Money managent is important in Carribean Stud Poker and the more you know about to handle your bankroll the easier it will be to stretch your bankroll playing the game.
If you are a Caribbean Stud poker player, remember these simple rules for keeping yourself in action.
When played correctly, the house edge for Caribbean stud is around five percent. This means you can expect to lose about $5 for every $100 worth of Caribbean stud that you play. Calculate how much money you put into action per hour and figure out if your bankroll can withstand losing five percent of that for each hour that you play. If you don't think it can, move down to lower limits or wait until you can increase your bankroll to play.
There's nothing wrong with continuing to play long enough to give the odds a chance to even out a little bit, but once you've gone through the amount you've allotted for yourself to play, chalk it up to a losing session and move on. Sure, things may turn around, but they might get worse, and there's always a chance that more luck will be with you on a different day.

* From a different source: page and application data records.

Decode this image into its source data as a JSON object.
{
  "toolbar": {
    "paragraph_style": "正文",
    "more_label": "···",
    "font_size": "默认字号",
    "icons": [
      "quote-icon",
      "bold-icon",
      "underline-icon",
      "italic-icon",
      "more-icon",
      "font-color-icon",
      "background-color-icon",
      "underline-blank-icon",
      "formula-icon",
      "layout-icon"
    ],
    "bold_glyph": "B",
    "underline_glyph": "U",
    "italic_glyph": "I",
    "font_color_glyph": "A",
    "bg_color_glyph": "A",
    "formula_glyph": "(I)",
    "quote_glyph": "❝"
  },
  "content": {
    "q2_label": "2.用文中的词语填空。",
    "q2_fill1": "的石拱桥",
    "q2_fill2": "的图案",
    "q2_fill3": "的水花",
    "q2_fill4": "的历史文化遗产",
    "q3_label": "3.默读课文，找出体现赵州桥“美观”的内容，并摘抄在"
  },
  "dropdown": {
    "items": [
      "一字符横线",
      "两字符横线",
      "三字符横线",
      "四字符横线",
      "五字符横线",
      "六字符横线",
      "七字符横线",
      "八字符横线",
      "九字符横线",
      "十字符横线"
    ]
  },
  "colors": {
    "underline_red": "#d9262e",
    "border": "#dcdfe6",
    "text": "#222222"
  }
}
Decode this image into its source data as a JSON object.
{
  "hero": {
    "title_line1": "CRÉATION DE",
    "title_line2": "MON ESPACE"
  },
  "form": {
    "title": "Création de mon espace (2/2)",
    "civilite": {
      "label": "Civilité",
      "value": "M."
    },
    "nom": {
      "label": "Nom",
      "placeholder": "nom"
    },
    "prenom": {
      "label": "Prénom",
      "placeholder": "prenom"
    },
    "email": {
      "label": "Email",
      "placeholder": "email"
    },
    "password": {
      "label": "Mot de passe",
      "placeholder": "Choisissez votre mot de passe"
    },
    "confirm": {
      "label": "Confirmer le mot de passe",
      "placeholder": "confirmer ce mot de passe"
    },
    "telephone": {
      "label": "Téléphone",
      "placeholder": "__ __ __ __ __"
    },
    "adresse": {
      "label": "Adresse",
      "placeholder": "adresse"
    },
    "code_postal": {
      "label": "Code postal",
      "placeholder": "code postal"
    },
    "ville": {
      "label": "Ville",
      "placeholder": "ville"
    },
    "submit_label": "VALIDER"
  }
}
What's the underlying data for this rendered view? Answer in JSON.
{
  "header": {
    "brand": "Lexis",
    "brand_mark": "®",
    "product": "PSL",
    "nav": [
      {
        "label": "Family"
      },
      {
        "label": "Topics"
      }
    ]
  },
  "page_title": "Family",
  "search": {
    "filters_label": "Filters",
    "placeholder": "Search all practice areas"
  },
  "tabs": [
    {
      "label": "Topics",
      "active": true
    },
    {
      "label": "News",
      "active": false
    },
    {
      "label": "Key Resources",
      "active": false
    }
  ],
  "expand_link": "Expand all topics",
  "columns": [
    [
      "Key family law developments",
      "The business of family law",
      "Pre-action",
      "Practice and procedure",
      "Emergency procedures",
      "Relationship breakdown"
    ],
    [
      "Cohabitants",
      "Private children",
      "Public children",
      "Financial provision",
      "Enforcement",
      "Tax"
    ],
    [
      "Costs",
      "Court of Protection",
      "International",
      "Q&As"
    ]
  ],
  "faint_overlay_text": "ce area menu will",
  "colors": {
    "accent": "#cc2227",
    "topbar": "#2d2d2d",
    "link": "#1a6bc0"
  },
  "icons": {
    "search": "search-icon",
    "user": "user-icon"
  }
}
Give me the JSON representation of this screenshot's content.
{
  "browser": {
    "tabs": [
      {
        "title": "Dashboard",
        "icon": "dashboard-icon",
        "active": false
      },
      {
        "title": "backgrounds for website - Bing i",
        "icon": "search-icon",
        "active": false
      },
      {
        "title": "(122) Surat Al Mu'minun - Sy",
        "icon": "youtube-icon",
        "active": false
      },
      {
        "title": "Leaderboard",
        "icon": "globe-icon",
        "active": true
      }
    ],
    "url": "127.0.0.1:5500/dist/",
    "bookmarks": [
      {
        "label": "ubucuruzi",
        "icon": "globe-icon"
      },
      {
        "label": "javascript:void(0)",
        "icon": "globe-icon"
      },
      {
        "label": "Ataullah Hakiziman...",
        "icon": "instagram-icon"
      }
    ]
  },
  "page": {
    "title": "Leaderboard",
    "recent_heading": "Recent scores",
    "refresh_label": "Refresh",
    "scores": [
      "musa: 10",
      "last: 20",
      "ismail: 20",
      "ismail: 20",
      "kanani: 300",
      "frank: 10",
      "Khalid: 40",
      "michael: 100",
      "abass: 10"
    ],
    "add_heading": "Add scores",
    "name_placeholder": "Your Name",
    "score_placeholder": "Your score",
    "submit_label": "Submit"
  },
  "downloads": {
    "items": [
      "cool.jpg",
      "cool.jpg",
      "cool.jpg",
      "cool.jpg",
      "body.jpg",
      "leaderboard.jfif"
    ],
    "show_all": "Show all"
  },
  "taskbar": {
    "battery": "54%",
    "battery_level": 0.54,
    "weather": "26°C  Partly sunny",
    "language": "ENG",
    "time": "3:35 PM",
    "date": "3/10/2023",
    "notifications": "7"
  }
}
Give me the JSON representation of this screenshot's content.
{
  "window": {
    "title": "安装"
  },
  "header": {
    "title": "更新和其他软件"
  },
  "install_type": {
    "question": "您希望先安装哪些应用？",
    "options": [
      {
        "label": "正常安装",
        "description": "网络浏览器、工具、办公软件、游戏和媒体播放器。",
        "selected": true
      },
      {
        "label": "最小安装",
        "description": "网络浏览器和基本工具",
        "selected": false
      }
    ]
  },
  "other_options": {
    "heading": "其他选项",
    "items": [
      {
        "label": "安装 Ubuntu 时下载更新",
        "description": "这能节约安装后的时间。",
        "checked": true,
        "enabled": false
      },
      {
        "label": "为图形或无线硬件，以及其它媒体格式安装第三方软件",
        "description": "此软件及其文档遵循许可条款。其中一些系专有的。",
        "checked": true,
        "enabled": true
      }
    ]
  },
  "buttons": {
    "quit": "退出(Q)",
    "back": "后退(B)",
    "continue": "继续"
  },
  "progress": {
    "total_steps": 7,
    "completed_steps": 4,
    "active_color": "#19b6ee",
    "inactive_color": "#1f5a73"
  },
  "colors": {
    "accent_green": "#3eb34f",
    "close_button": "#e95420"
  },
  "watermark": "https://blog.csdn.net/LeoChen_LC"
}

Some people think a strategy of raising or doubling their bets when they lose to get even more quickly is a good way to get back in the plus column. The fact is that employing such a strategy leaves you open to having your bankroll completely wiped out by an untimely losing streak. When you are losing, continue to play your best game or quit if you don't think you can.